Interestingly, Salmond originally wanted to ask the question “Do you agree that Scotland should be an independent country”, but this was seen by experts (presuming those helping with the independence campaign) as biased in favour of a yes vote.

Voting has been restricted to Scottish residents (well obviously, it is a vote about SCOTLAND) registered to vote in local council elections as well as the one-off extra list of 16 and 17 year old voters –  about 124,000 teenagers in that age group will be eligible to vote in the referendum. It seems like Salmond might have their vote, considering the UK government only allow over 18s to vote even though there has been the ‘Vote 16’ which has lobbied governments for many years to decrease the voting age.

Why does this concern the rest of Britain? It could mean the end of the United Kingdom as we know it, the union jack included. We England and Scotland have been a union since 1603 when King James VI of Scotland became King of England – that’s quite a long history, making the result of the referendum vital for the future of both nations. Now might be a good time to look at round two of the debate *ding ding*

Now let’s break the key arguments down…

A ‘No’ vote would mean the UK government would remain sovereign (in charge) of most of Scotland’s taxation, welfare and economy. The benefits of a status quo vote would mean the kingdom as a whole would be a successful economic and political union. It’ll also mean we can maintain our shared values and security and shared risk – economically speaking such as the current deficit. However, ‘Yes’ voters could argue Scotland’s needs would be ignored by central government and that their unique culture and traditions makes them secondary to England.

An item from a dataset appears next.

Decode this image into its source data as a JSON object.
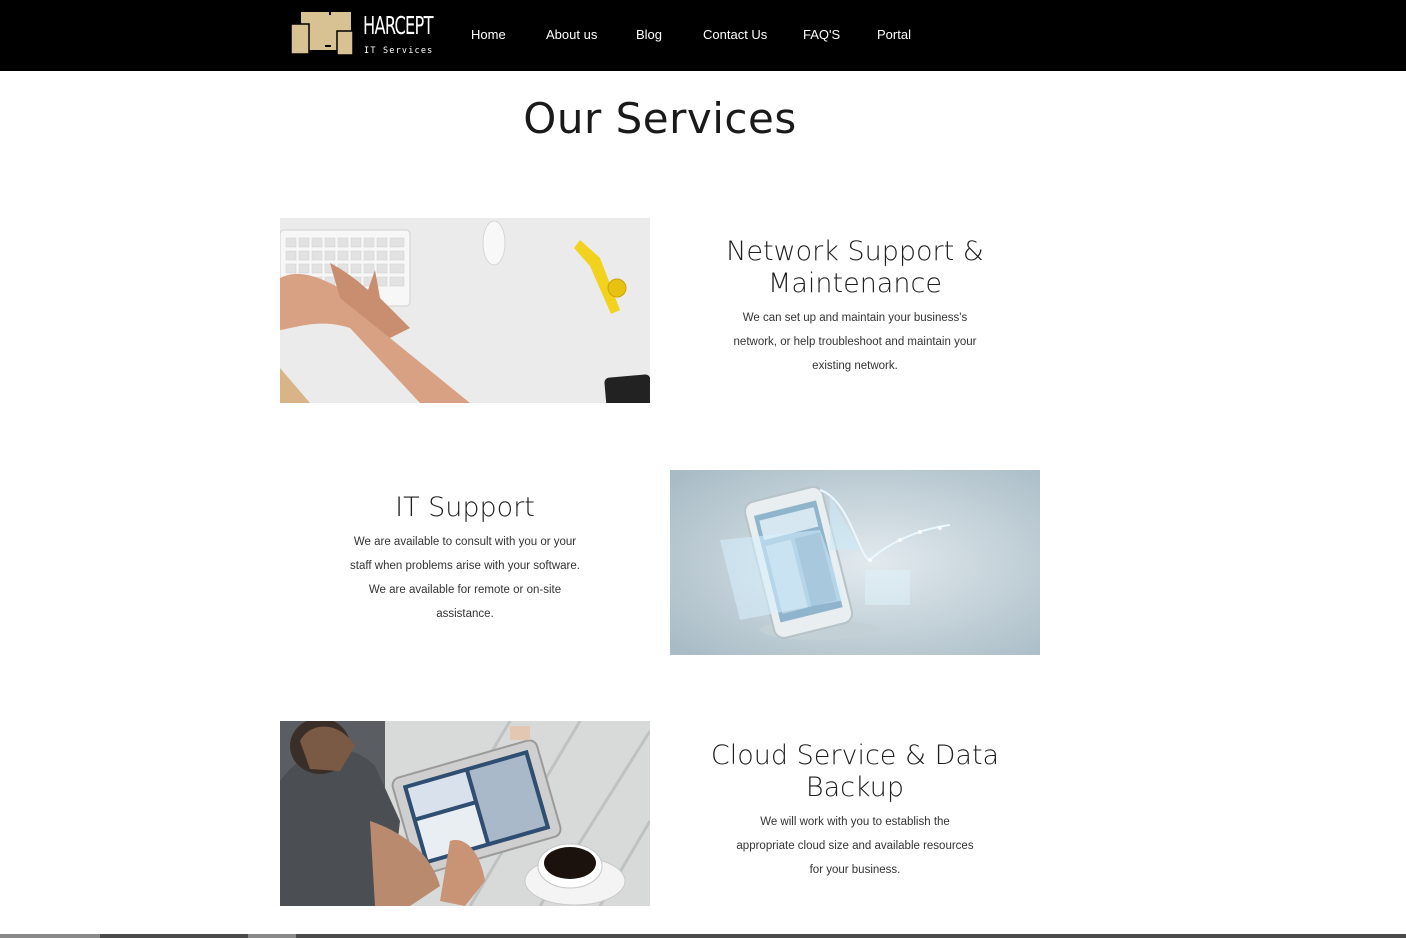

Depending how the vote goes, if it’s a close call, but still with an overall ‘No’ vote, Scotland could ask for more devolution powers. This means Scotland would have more control over their economy such as raising taxes, whilst Westminster takes care of defence, foreign affairs and pensions. More devolution could mean Scotland take more responsibility for the taxes it spends, and ensure their policies match their targets. A downfall of this is that giving Scotland more control of their taxation could undermine the unity. Why? With change comes reform, thus possibly affecting the structure of the UK parliament. But of course that would be the same with a ‘Yes’ vote. In fact even more so…

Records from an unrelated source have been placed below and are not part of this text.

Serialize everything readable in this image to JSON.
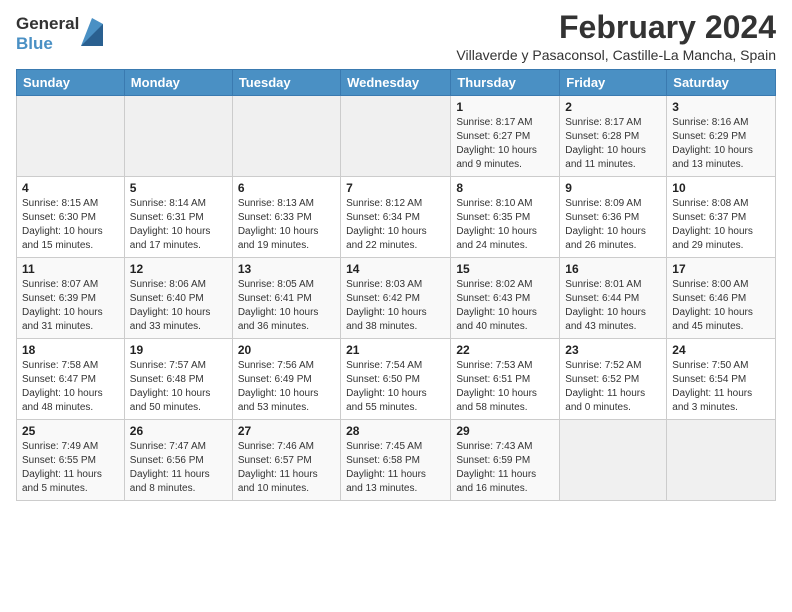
{
  "header": {
    "logo_general": "General",
    "logo_blue": "Blue",
    "main_title": "February 2024",
    "subtitle": "Villaverde y Pasaconsol, Castille-La Mancha, Spain"
  },
  "days_of_week": [
    "Sunday",
    "Monday",
    "Tuesday",
    "Wednesday",
    "Thursday",
    "Friday",
    "Saturday"
  ],
  "weeks": [
    [
      {
        "day": "",
        "info": ""
      },
      {
        "day": "",
        "info": ""
      },
      {
        "day": "",
        "info": ""
      },
      {
        "day": "",
        "info": ""
      },
      {
        "day": "1",
        "info": "Sunrise: 8:17 AM\nSunset: 6:27 PM\nDaylight: 10 hours and 9 minutes."
      },
      {
        "day": "2",
        "info": "Sunrise: 8:17 AM\nSunset: 6:28 PM\nDaylight: 10 hours and 11 minutes."
      },
      {
        "day": "3",
        "info": "Sunrise: 8:16 AM\nSunset: 6:29 PM\nDaylight: 10 hours and 13 minutes."
      }
    ],
    [
      {
        "day": "4",
        "info": "Sunrise: 8:15 AM\nSunset: 6:30 PM\nDaylight: 10 hours and 15 minutes."
      },
      {
        "day": "5",
        "info": "Sunrise: 8:14 AM\nSunset: 6:31 PM\nDaylight: 10 hours and 17 minutes."
      },
      {
        "day": "6",
        "info": "Sunrise: 8:13 AM\nSunset: 6:33 PM\nDaylight: 10 hours and 19 minutes."
      },
      {
        "day": "7",
        "info": "Sunrise: 8:12 AM\nSunset: 6:34 PM\nDaylight: 10 hours and 22 minutes."
      },
      {
        "day": "8",
        "info": "Sunrise: 8:10 AM\nSunset: 6:35 PM\nDaylight: 10 hours and 24 minutes."
      },
      {
        "day": "9",
        "info": "Sunrise: 8:09 AM\nSunset: 6:36 PM\nDaylight: 10 hours and 26 minutes."
      },
      {
        "day": "10",
        "info": "Sunrise: 8:08 AM\nSunset: 6:37 PM\nDaylight: 10 hours and 29 minutes."
      }
    ],
    [
      {
        "day": "11",
        "info": "Sunrise: 8:07 AM\nSunset: 6:39 PM\nDaylight: 10 hours and 31 minutes."
      },
      {
        "day": "12",
        "info": "Sunrise: 8:06 AM\nSunset: 6:40 PM\nDaylight: 10 hours and 33 minutes."
      },
      {
        "day": "13",
        "info": "Sunrise: 8:05 AM\nSunset: 6:41 PM\nDaylight: 10 hours and 36 minutes."
      },
      {
        "day": "14",
        "info": "Sunrise: 8:03 AM\nSunset: 6:42 PM\nDaylight: 10 hours and 38 minutes."
      },
      {
        "day": "15",
        "info": "Sunrise: 8:02 AM\nSunset: 6:43 PM\nDaylight: 10 hours and 40 minutes."
      },
      {
        "day": "16",
        "info": "Sunrise: 8:01 AM\nSunset: 6:44 PM\nDaylight: 10 hours and 43 minutes."
      },
      {
        "day": "17",
        "info": "Sunrise: 8:00 AM\nSunset: 6:46 PM\nDaylight: 10 hours and 45 minutes."
      }
    ],
    [
      {
        "day": "18",
        "info": "Sunrise: 7:58 AM\nSunset: 6:47 PM\nDaylight: 10 hours and 48 minutes."
      },
      {
        "day": "19",
        "info": "Sunrise: 7:57 AM\nSunset: 6:48 PM\nDaylight: 10 hours and 50 minutes."
      },
      {
        "day": "20",
        "info": "Sunrise: 7:56 AM\nSunset: 6:49 PM\nDaylight: 10 hours and 53 minutes."
      },
      {
        "day": "21",
        "info": "Sunrise: 7:54 AM\nSunset: 6:50 PM\nDaylight: 10 hours and 55 minutes."
      },
      {
        "day": "22",
        "info": "Sunrise: 7:53 AM\nSunset: 6:51 PM\nDaylight: 10 hours and 58 minutes."
      },
      {
        "day": "23",
        "info": "Sunrise: 7:52 AM\nSunset: 6:52 PM\nDaylight: 11 hours and 0 minutes."
      },
      {
        "day": "24",
        "info": "Sunrise: 7:50 AM\nSunset: 6:54 PM\nDaylight: 11 hours and 3 minutes."
      }
    ],
    [
      {
        "day": "25",
        "info": "Sunrise: 7:49 AM\nSunset: 6:55 PM\nDaylight: 11 hours and 5 minutes."
      },
      {
        "day": "26",
        "info": "Sunrise: 7:47 AM\nSunset: 6:56 PM\nDaylight: 11 hours and 8 minutes."
      },
      {
        "day": "27",
        "info": "Sunrise: 7:46 AM\nSunset: 6:57 PM\nDaylight: 11 hours and 10 minutes."
      },
      {
        "day": "28",
        "info": "Sunrise: 7:45 AM\nSunset: 6:58 PM\nDaylight: 11 hours and 13 minutes."
      },
      {
        "day": "29",
        "info": "Sunrise: 7:43 AM\nSunset: 6:59 PM\nDaylight: 11 hours and 16 minutes."
      },
      {
        "day": "",
        "info": ""
      },
      {
        "day": "",
        "info": ""
      }
    ]
  ]
}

If Scotland votes ‘Yes’ on the 18th of September, they’ll be given total control over their taxes, laws and the North Sea oil (that’s how they’ll make most of their money to keep their economy moving). The only thing from the union they’ll keep is the good ol’ Queen ma’am. Wouldn’t this be good for the Scots? It could be yes, i mean if they vote independence, there shouldn’t be a reason why they couldn’t manage their own country. It’s not like England would say ‘Traitors! We don’t talk to people who decide to break a good long 700 year long friendship!’ I’d like to think we’re not bitter. I’m not anyway. But it is important to note that Scotland wouldn’t be granted independence straight away. It takes a lot of work behind the scenes. There’s also a chance that Scotland would face greater financial vulnerability, you know, losing the security of the UK. Let’s not forget the whole currency debate – they’ll need a foreign bank, possibly a new currency and that’ll mean England would be in competition with the Scots. Oh dear…

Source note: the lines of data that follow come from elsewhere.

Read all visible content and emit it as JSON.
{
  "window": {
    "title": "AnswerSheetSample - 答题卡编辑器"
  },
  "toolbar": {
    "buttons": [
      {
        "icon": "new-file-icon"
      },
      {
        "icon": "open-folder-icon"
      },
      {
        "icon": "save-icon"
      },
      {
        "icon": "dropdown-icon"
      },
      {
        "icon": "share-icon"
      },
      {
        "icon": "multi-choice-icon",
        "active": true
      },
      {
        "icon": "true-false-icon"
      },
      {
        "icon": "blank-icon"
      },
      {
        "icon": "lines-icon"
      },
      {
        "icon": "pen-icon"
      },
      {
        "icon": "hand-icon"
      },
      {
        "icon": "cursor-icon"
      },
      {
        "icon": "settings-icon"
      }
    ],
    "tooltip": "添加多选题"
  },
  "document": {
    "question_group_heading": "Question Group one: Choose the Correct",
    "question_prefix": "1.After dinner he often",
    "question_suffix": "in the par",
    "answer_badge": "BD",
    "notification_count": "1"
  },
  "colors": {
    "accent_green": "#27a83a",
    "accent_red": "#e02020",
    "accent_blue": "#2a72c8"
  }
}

Whatever happens, the next two weeks will no doubt be leaving people on their tenterhooks – journalists, Scots and the English alike. I do know though that whatever the outcome, it’ll change the running and relationship between England and Scotland, hopefully for the better.

Here’s some useful links which are quite well detailed:

The Guardian – Scottish Independence: The Essential Guide

Politics UK – Everything you need to know about the Scottish Independence white paper in five minutes